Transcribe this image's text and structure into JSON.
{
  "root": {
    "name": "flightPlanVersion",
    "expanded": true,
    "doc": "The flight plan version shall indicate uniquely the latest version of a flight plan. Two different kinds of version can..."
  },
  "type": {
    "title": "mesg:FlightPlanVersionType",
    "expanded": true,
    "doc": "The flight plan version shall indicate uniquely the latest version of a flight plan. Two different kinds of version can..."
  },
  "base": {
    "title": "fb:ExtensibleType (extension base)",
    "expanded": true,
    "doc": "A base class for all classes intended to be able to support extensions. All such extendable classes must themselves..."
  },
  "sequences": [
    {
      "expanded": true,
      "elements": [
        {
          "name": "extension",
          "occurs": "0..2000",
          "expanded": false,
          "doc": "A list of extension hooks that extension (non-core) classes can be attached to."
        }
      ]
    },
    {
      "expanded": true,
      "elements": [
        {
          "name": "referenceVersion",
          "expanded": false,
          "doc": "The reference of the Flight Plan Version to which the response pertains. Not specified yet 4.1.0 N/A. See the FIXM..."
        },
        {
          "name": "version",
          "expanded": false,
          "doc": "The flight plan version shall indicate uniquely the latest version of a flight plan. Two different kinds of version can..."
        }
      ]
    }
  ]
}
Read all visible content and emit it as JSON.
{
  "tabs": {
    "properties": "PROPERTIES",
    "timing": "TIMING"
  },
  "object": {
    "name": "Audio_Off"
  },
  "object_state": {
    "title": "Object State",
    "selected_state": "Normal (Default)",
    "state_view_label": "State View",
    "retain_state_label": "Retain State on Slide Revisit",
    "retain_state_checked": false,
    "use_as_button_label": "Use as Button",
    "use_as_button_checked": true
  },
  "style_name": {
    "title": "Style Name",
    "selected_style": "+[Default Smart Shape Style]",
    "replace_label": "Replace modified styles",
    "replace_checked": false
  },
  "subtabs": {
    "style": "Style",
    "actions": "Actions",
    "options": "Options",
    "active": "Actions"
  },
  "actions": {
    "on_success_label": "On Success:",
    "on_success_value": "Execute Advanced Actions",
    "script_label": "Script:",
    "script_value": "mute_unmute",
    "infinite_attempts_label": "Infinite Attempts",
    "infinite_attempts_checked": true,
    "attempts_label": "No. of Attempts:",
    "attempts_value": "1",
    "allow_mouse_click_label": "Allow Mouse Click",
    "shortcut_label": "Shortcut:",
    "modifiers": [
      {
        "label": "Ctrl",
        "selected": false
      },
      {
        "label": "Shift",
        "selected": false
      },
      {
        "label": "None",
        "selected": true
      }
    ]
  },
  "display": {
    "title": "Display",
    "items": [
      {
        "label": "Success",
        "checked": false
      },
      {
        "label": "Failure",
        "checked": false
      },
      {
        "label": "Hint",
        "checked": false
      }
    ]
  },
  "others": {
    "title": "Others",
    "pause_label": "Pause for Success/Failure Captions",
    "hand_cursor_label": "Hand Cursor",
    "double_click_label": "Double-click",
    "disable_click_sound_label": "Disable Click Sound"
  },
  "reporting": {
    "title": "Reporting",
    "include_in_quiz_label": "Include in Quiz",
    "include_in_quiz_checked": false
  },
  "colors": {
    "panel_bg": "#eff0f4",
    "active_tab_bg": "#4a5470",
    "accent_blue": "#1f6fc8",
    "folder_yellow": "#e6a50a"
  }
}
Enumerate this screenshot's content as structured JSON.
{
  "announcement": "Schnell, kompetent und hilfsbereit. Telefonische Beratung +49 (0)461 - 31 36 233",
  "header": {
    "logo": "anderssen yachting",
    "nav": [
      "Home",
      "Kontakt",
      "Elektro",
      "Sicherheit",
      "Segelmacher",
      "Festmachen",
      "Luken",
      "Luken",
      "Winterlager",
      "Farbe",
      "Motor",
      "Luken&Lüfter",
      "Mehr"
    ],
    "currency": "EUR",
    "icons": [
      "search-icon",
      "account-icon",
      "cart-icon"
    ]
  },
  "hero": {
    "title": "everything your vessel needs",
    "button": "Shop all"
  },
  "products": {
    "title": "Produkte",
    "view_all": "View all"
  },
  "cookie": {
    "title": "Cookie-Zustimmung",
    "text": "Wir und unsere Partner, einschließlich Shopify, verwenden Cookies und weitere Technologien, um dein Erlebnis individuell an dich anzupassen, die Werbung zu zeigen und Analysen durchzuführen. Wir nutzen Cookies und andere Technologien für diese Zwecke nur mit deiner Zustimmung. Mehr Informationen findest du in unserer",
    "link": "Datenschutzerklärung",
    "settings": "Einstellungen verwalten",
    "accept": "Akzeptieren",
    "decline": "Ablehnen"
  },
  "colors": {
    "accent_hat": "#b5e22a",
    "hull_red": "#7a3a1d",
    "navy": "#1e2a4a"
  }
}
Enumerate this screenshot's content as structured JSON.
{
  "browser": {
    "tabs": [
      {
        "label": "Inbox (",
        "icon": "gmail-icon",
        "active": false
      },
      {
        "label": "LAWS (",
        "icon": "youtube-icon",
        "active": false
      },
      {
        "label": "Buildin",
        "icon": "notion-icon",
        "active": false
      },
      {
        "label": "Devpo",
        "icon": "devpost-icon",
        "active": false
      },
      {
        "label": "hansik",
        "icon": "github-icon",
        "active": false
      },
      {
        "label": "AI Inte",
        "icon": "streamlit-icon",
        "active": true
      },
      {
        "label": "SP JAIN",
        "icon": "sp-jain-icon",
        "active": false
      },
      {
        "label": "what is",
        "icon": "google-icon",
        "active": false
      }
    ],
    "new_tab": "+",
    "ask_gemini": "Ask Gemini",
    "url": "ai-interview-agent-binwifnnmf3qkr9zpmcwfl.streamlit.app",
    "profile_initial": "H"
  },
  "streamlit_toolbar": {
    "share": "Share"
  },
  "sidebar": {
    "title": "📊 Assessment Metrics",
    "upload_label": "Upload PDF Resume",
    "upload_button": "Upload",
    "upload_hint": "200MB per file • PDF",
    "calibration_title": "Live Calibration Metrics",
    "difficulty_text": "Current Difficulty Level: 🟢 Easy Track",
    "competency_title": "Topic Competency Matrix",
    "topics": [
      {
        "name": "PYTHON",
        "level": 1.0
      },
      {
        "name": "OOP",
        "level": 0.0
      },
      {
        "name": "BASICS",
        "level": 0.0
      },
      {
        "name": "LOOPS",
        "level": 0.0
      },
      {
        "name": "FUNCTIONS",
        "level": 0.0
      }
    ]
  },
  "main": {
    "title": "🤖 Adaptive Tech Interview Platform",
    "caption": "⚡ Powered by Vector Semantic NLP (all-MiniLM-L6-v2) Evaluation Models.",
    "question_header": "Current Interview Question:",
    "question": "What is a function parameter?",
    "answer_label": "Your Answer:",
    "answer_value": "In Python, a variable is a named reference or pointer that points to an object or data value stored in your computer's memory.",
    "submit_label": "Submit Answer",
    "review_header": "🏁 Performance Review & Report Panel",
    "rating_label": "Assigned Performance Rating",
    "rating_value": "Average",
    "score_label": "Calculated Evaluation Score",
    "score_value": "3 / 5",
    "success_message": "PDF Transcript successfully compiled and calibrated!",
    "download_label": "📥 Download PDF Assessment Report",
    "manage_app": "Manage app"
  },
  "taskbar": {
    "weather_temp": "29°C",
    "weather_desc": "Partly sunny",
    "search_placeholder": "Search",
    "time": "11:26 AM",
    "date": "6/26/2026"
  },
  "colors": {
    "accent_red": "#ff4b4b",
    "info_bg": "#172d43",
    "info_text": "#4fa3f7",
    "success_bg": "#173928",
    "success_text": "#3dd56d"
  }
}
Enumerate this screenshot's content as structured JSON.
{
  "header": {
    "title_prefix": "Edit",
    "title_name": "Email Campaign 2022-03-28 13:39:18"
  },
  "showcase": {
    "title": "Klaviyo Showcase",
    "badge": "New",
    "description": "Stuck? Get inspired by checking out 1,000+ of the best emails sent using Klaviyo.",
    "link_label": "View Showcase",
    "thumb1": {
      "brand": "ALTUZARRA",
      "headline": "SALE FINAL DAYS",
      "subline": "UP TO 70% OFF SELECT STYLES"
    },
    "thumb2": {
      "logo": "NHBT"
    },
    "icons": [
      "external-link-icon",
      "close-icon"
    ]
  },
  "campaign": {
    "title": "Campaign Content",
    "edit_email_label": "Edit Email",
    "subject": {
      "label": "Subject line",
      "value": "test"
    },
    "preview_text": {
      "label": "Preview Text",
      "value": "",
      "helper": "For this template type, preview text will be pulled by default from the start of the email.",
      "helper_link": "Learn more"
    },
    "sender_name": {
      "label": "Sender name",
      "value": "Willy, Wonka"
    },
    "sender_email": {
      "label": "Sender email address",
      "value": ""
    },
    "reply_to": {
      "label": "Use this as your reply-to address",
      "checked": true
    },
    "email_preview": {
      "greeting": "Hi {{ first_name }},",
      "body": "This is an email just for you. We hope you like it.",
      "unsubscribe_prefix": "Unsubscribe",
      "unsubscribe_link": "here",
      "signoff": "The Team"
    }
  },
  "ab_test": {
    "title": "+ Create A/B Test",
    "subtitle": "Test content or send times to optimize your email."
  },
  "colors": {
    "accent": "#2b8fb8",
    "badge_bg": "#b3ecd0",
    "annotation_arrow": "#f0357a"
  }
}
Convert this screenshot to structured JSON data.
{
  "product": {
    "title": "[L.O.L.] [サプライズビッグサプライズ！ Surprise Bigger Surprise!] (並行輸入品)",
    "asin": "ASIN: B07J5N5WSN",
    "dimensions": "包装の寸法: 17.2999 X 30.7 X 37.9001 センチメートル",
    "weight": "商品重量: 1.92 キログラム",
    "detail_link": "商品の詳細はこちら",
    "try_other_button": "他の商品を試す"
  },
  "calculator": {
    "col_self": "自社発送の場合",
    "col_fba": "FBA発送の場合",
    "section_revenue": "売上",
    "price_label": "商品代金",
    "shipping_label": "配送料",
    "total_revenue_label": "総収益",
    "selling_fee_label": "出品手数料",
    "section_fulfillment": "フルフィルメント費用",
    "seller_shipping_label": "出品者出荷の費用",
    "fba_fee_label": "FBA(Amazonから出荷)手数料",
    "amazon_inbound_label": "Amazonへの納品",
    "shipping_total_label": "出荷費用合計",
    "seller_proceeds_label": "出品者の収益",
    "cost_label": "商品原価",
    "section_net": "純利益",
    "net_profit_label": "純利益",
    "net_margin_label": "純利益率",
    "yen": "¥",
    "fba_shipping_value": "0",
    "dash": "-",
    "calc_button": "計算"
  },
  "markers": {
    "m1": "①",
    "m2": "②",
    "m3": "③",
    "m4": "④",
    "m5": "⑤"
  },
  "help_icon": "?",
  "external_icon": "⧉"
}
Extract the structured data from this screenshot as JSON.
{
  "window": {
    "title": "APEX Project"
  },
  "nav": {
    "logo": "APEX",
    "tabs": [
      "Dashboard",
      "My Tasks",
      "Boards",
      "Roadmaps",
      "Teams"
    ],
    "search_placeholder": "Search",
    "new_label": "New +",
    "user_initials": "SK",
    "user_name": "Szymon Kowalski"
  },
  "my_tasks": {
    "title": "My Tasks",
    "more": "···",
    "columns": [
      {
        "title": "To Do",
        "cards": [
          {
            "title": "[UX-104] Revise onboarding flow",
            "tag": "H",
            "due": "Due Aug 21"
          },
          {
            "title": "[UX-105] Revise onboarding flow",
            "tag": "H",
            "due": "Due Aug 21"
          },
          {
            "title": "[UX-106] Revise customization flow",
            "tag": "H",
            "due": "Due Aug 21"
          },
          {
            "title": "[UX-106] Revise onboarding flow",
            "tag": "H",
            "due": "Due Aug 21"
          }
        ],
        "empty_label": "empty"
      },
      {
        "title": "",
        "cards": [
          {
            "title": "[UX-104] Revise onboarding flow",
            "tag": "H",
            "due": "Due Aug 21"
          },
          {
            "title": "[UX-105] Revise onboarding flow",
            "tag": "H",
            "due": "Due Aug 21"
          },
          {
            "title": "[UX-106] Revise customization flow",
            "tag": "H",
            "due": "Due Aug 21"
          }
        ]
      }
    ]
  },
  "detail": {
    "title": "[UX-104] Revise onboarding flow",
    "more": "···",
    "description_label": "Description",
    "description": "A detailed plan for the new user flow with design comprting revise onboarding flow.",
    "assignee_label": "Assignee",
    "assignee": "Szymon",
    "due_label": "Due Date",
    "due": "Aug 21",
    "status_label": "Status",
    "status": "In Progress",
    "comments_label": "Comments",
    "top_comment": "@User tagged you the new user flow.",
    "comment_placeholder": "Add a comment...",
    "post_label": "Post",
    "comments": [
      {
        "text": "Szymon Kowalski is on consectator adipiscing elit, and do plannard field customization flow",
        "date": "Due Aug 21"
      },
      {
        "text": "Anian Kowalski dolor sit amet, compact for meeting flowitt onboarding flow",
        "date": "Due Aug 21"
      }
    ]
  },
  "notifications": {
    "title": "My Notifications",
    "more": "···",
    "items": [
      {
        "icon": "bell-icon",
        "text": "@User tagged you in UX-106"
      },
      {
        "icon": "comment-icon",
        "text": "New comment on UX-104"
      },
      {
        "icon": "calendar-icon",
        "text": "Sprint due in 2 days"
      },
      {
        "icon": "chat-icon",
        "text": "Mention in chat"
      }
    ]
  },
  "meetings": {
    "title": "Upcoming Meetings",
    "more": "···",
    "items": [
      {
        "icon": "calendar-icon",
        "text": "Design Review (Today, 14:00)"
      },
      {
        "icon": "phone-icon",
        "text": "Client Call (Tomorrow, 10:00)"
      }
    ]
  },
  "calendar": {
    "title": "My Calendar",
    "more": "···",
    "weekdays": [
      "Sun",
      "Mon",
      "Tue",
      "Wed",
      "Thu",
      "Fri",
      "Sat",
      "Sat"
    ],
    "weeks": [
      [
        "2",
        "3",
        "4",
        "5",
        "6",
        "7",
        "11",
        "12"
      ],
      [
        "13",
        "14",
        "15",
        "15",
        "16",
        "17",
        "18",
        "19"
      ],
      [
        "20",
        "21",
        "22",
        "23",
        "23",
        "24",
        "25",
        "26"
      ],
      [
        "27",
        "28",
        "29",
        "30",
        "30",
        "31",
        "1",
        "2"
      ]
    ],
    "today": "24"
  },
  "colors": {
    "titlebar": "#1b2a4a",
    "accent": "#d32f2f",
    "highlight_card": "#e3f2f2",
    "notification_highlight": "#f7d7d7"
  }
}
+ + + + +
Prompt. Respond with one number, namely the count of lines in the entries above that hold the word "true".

Response to the task. 10